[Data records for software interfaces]
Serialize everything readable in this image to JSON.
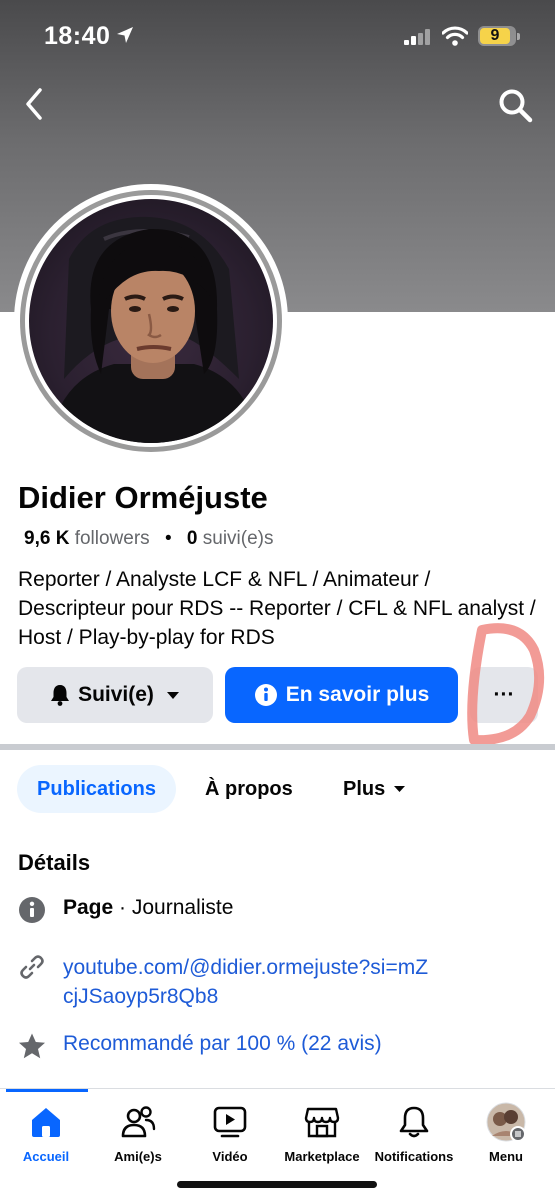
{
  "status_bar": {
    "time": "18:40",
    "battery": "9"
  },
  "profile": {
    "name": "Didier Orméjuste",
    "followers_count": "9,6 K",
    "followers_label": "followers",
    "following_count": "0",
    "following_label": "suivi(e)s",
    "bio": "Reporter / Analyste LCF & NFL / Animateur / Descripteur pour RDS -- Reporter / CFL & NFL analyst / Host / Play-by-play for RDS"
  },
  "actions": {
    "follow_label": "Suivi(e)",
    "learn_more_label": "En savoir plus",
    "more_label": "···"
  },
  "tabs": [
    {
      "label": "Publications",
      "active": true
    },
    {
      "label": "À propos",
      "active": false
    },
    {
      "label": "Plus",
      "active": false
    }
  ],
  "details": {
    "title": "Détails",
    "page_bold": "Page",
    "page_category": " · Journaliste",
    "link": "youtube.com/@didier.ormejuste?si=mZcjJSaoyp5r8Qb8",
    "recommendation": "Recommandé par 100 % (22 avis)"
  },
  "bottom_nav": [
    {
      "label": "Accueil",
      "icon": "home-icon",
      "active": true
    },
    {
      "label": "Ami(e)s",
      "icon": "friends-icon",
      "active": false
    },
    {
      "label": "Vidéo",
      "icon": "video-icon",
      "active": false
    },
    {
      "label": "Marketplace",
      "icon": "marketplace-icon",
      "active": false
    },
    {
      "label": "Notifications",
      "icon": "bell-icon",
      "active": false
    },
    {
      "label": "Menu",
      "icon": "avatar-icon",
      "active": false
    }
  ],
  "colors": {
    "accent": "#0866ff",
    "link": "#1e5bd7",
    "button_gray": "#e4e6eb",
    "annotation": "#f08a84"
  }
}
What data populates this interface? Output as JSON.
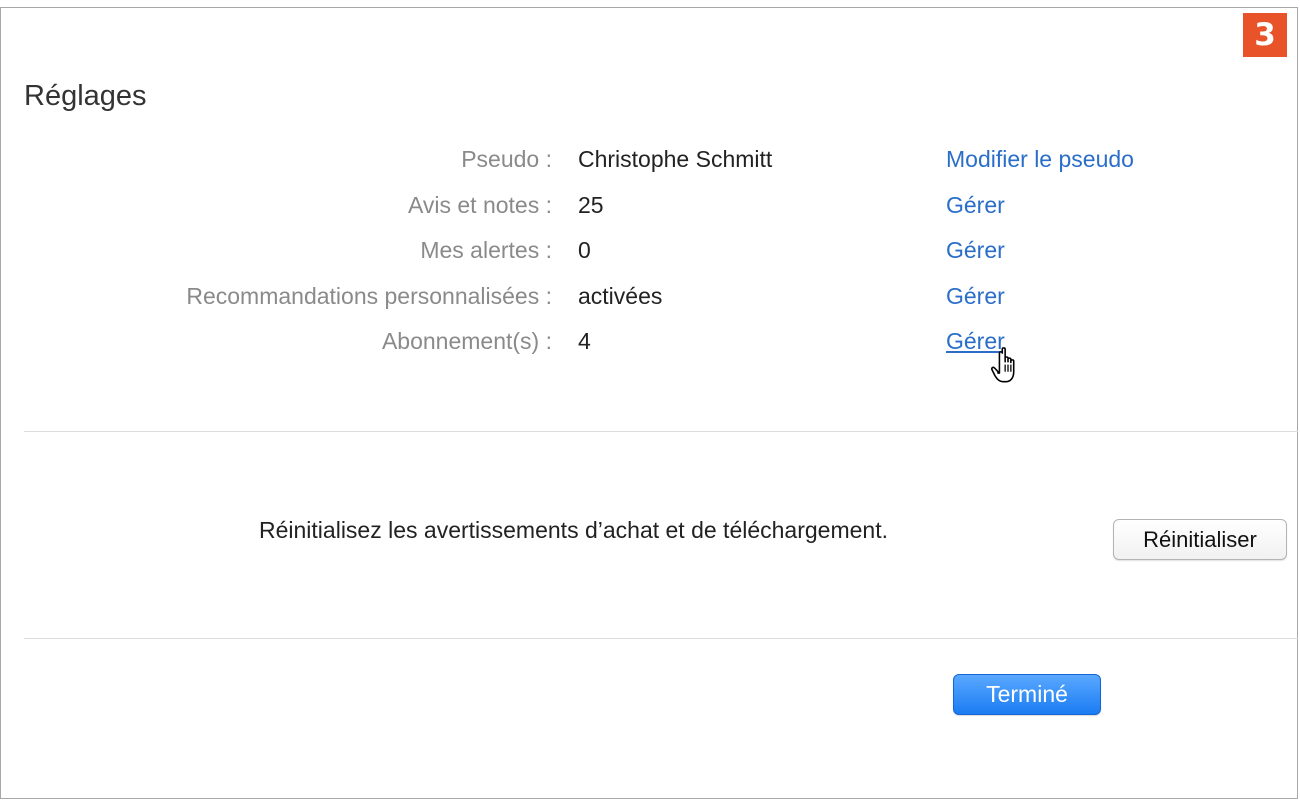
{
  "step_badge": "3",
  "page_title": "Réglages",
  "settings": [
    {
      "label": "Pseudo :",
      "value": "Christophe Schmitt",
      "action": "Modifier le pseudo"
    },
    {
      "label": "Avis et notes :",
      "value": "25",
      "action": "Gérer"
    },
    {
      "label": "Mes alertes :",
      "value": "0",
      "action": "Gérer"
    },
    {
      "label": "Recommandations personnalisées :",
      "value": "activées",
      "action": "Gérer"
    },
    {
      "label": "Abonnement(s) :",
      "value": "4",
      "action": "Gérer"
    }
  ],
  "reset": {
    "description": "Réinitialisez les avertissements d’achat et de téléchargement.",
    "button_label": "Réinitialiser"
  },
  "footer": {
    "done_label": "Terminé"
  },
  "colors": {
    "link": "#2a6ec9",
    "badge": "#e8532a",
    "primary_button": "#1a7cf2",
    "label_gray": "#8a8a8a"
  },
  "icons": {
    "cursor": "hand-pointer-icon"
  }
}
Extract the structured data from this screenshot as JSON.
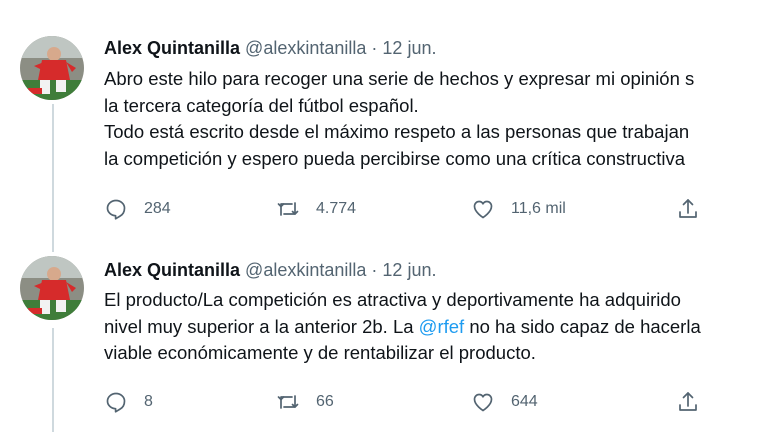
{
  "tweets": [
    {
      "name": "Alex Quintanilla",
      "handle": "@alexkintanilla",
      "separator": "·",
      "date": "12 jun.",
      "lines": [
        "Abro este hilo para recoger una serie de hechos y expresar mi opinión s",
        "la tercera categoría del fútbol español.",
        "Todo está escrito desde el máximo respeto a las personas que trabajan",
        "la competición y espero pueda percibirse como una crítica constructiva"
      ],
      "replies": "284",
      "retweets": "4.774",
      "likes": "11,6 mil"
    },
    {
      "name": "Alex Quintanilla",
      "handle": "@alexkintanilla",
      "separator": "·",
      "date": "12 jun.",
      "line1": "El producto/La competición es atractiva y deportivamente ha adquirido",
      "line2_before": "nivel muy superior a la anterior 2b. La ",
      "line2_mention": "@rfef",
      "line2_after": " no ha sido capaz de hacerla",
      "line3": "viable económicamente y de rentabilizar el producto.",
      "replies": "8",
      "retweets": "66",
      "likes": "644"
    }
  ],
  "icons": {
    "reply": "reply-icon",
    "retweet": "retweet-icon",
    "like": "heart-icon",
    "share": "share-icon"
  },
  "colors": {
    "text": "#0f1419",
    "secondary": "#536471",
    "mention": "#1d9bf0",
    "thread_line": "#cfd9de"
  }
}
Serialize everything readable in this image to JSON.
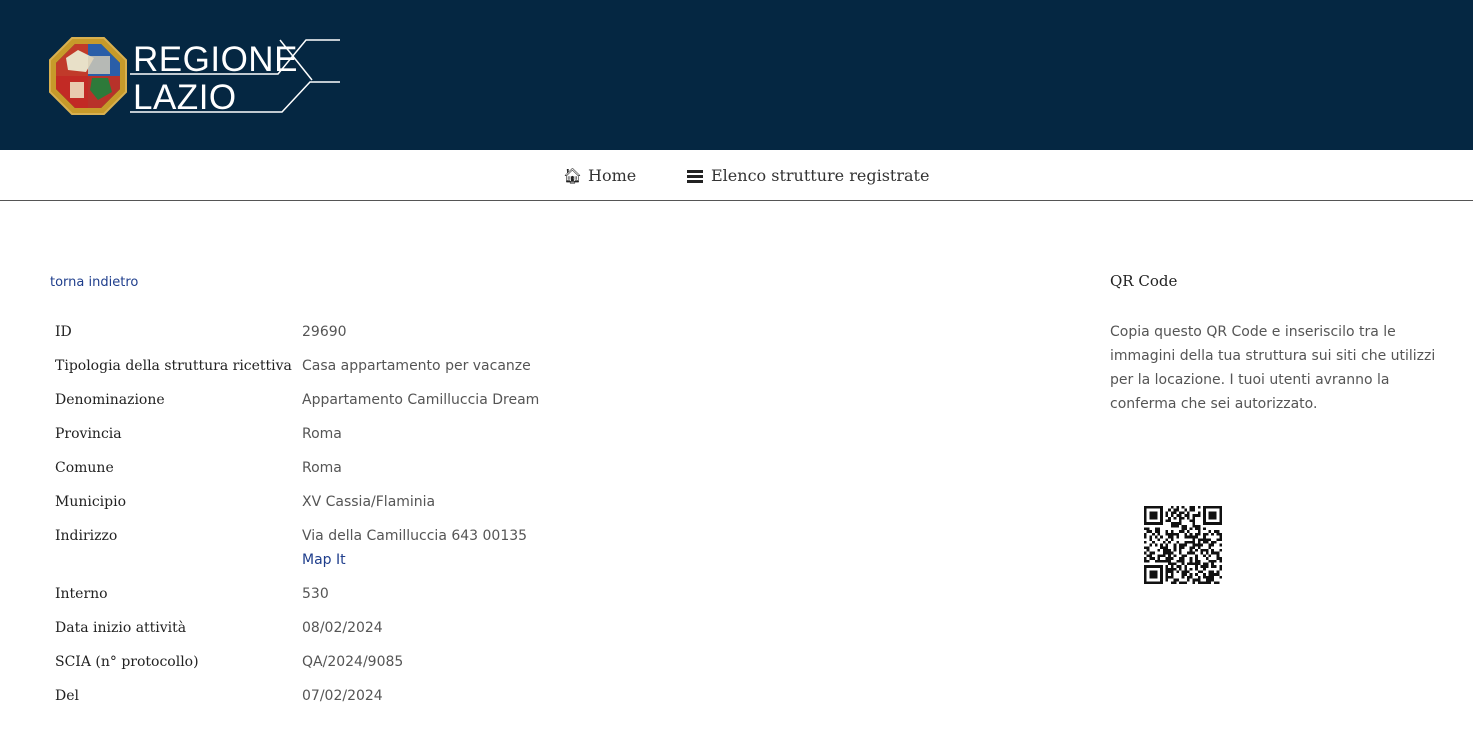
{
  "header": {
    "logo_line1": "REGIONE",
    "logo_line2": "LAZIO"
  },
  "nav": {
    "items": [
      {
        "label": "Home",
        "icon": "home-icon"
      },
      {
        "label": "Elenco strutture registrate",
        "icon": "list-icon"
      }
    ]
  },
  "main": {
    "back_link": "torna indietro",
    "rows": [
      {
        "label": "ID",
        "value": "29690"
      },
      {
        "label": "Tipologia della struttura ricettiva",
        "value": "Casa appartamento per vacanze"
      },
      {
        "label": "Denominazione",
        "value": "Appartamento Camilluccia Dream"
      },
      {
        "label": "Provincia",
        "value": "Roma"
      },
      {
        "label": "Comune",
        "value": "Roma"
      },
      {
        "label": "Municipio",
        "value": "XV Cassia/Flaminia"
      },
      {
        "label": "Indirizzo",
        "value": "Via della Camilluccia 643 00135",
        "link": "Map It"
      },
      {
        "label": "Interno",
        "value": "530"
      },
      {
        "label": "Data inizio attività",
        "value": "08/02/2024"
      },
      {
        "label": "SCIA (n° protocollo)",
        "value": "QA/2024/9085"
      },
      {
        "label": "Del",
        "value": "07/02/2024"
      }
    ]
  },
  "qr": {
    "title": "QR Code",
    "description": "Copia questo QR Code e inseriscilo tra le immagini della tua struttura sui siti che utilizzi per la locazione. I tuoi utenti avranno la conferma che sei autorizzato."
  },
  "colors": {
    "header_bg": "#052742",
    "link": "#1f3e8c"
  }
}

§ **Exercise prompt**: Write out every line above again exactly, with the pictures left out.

§ **Answer below**:
Serialize everything readable in this image to JSON.
{
  "status_bar": {
    "time": "18:40",
    "battery": "9"
  },
  "profile": {
    "name": "Didier Orméjuste",
    "followers_count": "9,6 K",
    "followers_label": "followers",
    "following_count": "0",
    "following_label": "suivi(e)s",
    "bio": "Reporter / Analyste LCF & NFL / Animateur / Descripteur pour RDS -- Reporter / CFL & NFL analyst / Host / Play-by-play for RDS"
  },
  "actions": {
    "follow_label": "Suivi(e)",
    "learn_more_label": "En savoir plus",
    "more_label": "···"
  },
  "tabs": [
    {
      "label": "Publications",
      "active": true
    },
    {
      "label": "À propos",
      "active": false
    },
    {
      "label": "Plus",
      "active": false
    }
  ],
  "details": {
    "title": "Détails",
    "page_bold": "Page",
    "page_category": " · Journaliste",
    "link": "youtube.com/@didier.ormejuste?si=mZcjJSaoyp5r8Qb8",
    "recommendation": "Recommandé par 100 % (22 avis)"
  },
  "bottom_nav": [
    {
      "label": "Accueil",
      "icon": "home-icon",
      "active": true
    },
    {
      "label": "Ami(e)s",
      "icon": "friends-icon",
      "active": false
    },
    {
      "label": "Vidéo",
      "icon": "video-icon",
      "active": false
    },
    {
      "label": "Marketplace",
      "icon": "marketplace-icon",
      "active": false
    },
    {
      "label": "Notifications",
      "icon": "bell-icon",
      "active": false
    },
    {
      "label": "Menu",
      "icon": "avatar-icon",
      "active": false
    }
  ],
  "colors": {
    "accent": "#0866ff",
    "link": "#1e5bd7",
    "button_gray": "#e4e6eb",
    "annotation": "#f08a84"
  }
}
What data populates this interface? Output as JSON.
{
  "step_badge": "3",
  "page_title": "Réglages",
  "settings": [
    {
      "label": "Pseudo :",
      "value": "Christophe Schmitt",
      "action": "Modifier le pseudo"
    },
    {
      "label": "Avis et notes :",
      "value": "25",
      "action": "Gérer"
    },
    {
      "label": "Mes alertes :",
      "value": "0",
      "action": "Gérer"
    },
    {
      "label": "Recommandations personnalisées :",
      "value": "activées",
      "action": "Gérer"
    },
    {
      "label": "Abonnement(s) :",
      "value": "4",
      "action": "Gérer"
    }
  ],
  "reset": {
    "description": "Réinitialisez les avertissements d’achat et de téléchargement.",
    "button_label": "Réinitialiser"
  },
  "footer": {
    "done_label": "Terminé"
  },
  "colors": {
    "link": "#2a6ec9",
    "badge": "#e8532a",
    "primary_button": "#1a7cf2",
    "label_gray": "#8a8a8a"
  },
  "icons": {
    "cursor": "hand-pointer-icon"
  }
}
Extract the structured data from this screenshot as JSON.
{
  "tweets": [
    {
      "name": "Alex Quintanilla",
      "handle": "@alexkintanilla",
      "separator": "·",
      "date": "12 jun.",
      "lines": [
        "Abro este hilo para recoger una serie de hechos y expresar mi opinión s",
        "la tercera categoría del fútbol español.",
        "Todo está escrito desde el máximo respeto a las personas que trabajan",
        "la competición y espero pueda percibirse como una crítica constructiva"
      ],
      "replies": "284",
      "retweets": "4.774",
      "likes": "11,6 mil"
    },
    {
      "name": "Alex Quintanilla",
      "handle": "@alexkintanilla",
      "separator": "·",
      "date": "12 jun.",
      "line1": "El producto/La competición es atractiva y deportivamente ha adquirido",
      "line2_before": "nivel muy superior a la anterior 2b. La ",
      "line2_mention": "@rfef",
      "line2_after": " no ha sido capaz de hacerla",
      "line3": "viable económicamente y de rentabilizar el producto.",
      "replies": "8",
      "retweets": "66",
      "likes": "644"
    }
  ],
  "icons": {
    "reply": "reply-icon",
    "retweet": "retweet-icon",
    "like": "heart-icon",
    "share": "share-icon"
  },
  "colors": {
    "text": "#0f1419",
    "secondary": "#536471",
    "mention": "#1d9bf0",
    "thread_line": "#cfd9de"
  }
}
Serialize everything readable in this image to JSON.
{
  "header": {
    "logo_line1": "REGIONE",
    "logo_line2": "LAZIO"
  },
  "nav": {
    "items": [
      {
        "label": "Home",
        "icon": "home-icon"
      },
      {
        "label": "Elenco strutture registrate",
        "icon": "list-icon"
      }
    ]
  },
  "main": {
    "back_link": "torna indietro",
    "rows": [
      {
        "label": "ID",
        "value": "29690"
      },
      {
        "label": "Tipologia della struttura ricettiva",
        "value": "Casa appartamento per vacanze"
      },
      {
        "label": "Denominazione",
        "value": "Appartamento Camilluccia Dream"
      },
      {
        "label": "Provincia",
        "value": "Roma"
      },
      {
        "label": "Comune",
        "value": "Roma"
      },
      {
        "label": "Municipio",
        "value": "XV Cassia/Flaminia"
      },
      {
        "label": "Indirizzo",
        "value": "Via della Camilluccia 643 00135",
        "link": "Map It"
      },
      {
        "label": "Interno",
        "value": "530"
      },
      {
        "label": "Data inizio attività",
        "value": "08/02/2024"
      },
      {
        "label": "SCIA (n° protocollo)",
        "value": "QA/2024/9085"
      },
      {
        "label": "Del",
        "value": "07/02/2024"
      }
    ]
  },
  "qr": {
    "title": "QR Code",
    "description": "Copia questo QR Code e inseriscilo tra le immagini della tua struttura sui siti che utilizzi per la locazione. I tuoi utenti avranno la conferma che sei autorizzato."
  },
  "colors": {
    "header_bg": "#052742",
    "link": "#1f3e8c"
  }
}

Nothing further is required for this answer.